I suppose I am searching for that passion I once felt when working with metal. I fear I’ll never find it with anything else, and I fear I’ll never be able to work with metal again. And that makes me resent all the other projects that seem somehow to keep me from returning to my heart’s desire. And then I feel guilty for not appreciating the worth of those other ideas, for as children of my spirit, they are all worthy of my attention. They all deserve a shot at existence. But perhaps I blame the wrong thing. Perhaps my lack of motivation, desire, and passion has less to do with my longing for jewelry, and more to do with the depression arising from unrelated personal issues (which I am not willing to discuss here).

Regardless, at this point in time, I have no idea what to do, or how to achieve a life or sense of self that makes all I want to do worth doing.

PS: I have cross-posted this entry into my other blog, because it fits there too.


3 thoughts on “Self-doubt

  1. Whatever you do, you are the only person who can do it like that, therefore, comparisons are effectively meaningless (but tempting nonetheless). I think living is itself creative, and if we get in touch with ourselves on that level, all we produce gleams with the patina of our passion. I now write a lot again, but I haven’t drawn or painted or thrown a pot in a age. All my creative efforts are valid, but I agree that having sufficient self-belief to put them in the public arena is a challenging step. Just because you’re not ready to take it doesn’t invalidate the work.


  2. my opinion is that it is useless to compare your art to anyone else’s. what you create is unique, it is your own, and you should paint with the motivation of expressing yourself without regard to anything else. If all artists’ work were judged on that of other artists we’d only have one artists’ work to look at, all others having been deemed as inferior and unworthy. Ridiculous, no? So – create or don’t create art as your desires dictate, period.

    But – from what you’ve written, you know what you want to do – create jewelry. Put your energies into that. If that is truly your hearts desire, you will make it happen.

    it is overquoted, but this lyric from the rolling stones sums it up beautifully – you may not get what you want, but (sic) you just might find you get what you need.

  3. Glam–“I think living itself is creative, and if we get in touch with ourselves on that level, all we produce gleams with the patina of our passion.” I really like that.
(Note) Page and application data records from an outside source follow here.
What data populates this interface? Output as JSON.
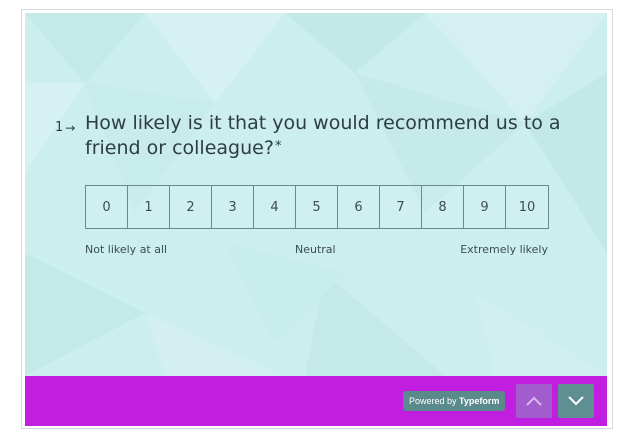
{
  "question": {
    "number": "1",
    "arrow_icon": "right-arrow-icon",
    "text": "How likely is it that you would recommend us to a friend or colleague?",
    "required_marker": "*"
  },
  "scale": {
    "options": [
      "0",
      "1",
      "2",
      "3",
      "4",
      "5",
      "6",
      "7",
      "8",
      "9",
      "10"
    ],
    "label_low": "Not likely at all",
    "label_mid": "Neutral",
    "label_high": "Extremely likely"
  },
  "footer": {
    "powered_prefix": "Powered by ",
    "powered_brand": "Typeform",
    "up_icon": "chevron-up-icon",
    "down_icon": "chevron-down-icon",
    "background_color": "#c01fe0"
  },
  "colors": {
    "background": "#cdeeee",
    "text": "#2e3d43",
    "border": "#6b8a90"
  }
}
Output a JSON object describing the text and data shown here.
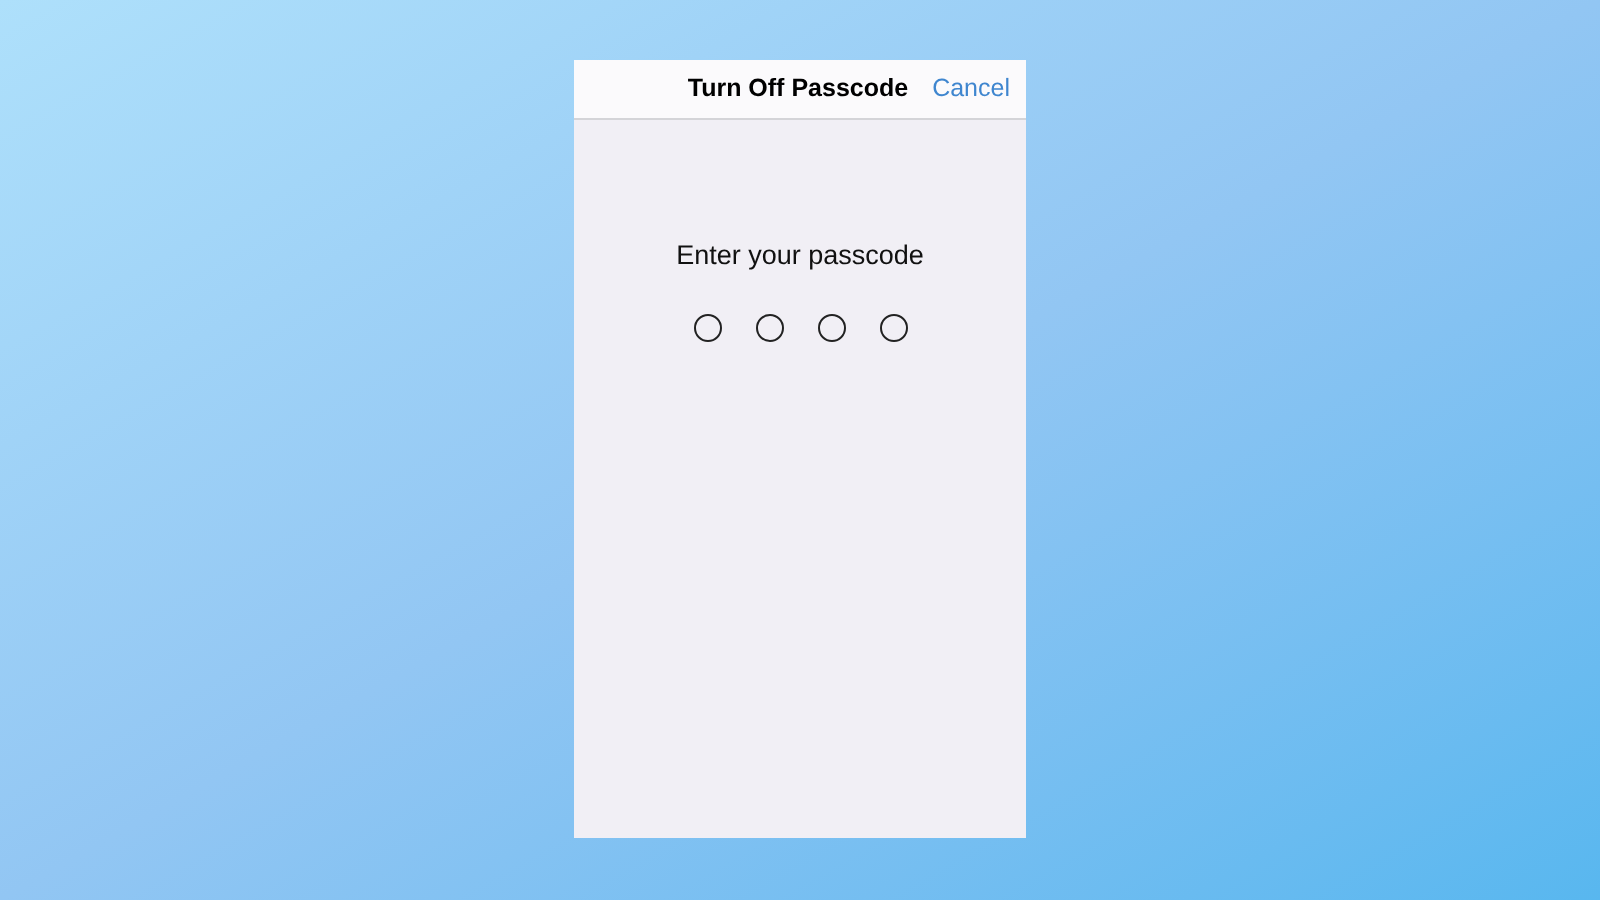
{
  "nav_bar": {
    "title": "Turn Off Passcode",
    "cancel": "Cancel"
  },
  "prompt": "Enter your passcode",
  "digits": [
    {
      "filled": false
    },
    {
      "filled": false
    },
    {
      "filled": false
    },
    {
      "filled": false
    }
  ]
}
Such a beautiful saying!

    I agree with you, actually. I just don’t think I feel alive right now.

    Bob (please forgive my philosophical tangent)–Comparisons may be detrimental, but they are often necessary. Comparisons are the basis of all judgments. Whether one piece is a success or failure depends largely upon comparisons to other, SIMILAR pieces. The problem is determining what are fair comparisons to make. In art, generally, proper (fair) judgement is made comparing pieces that are similar in style, content, and execution. My problem is I don’t know what to compare my work to! Which is why I need the judgement of my peers. Like every other artist out there, I am too apt to compare myself to artists I consider my superiors. LOL.

    As for the jewelry problem, well that’s my next post, for it is far too complex to explain in a comment.

Leave a Reply

Fill in your details below or click an icon to log in: Logo

You are commenting using your account. Log Out / Change )

Twitter picture

You are commenting using your Twitter account. Log Out / Change )

Facebook photo

You are commenting using your Facebook account. Log Out / Change )

Google+ photo

You are commenting using your Google+ account. Log Out / Change )

Connecting to %s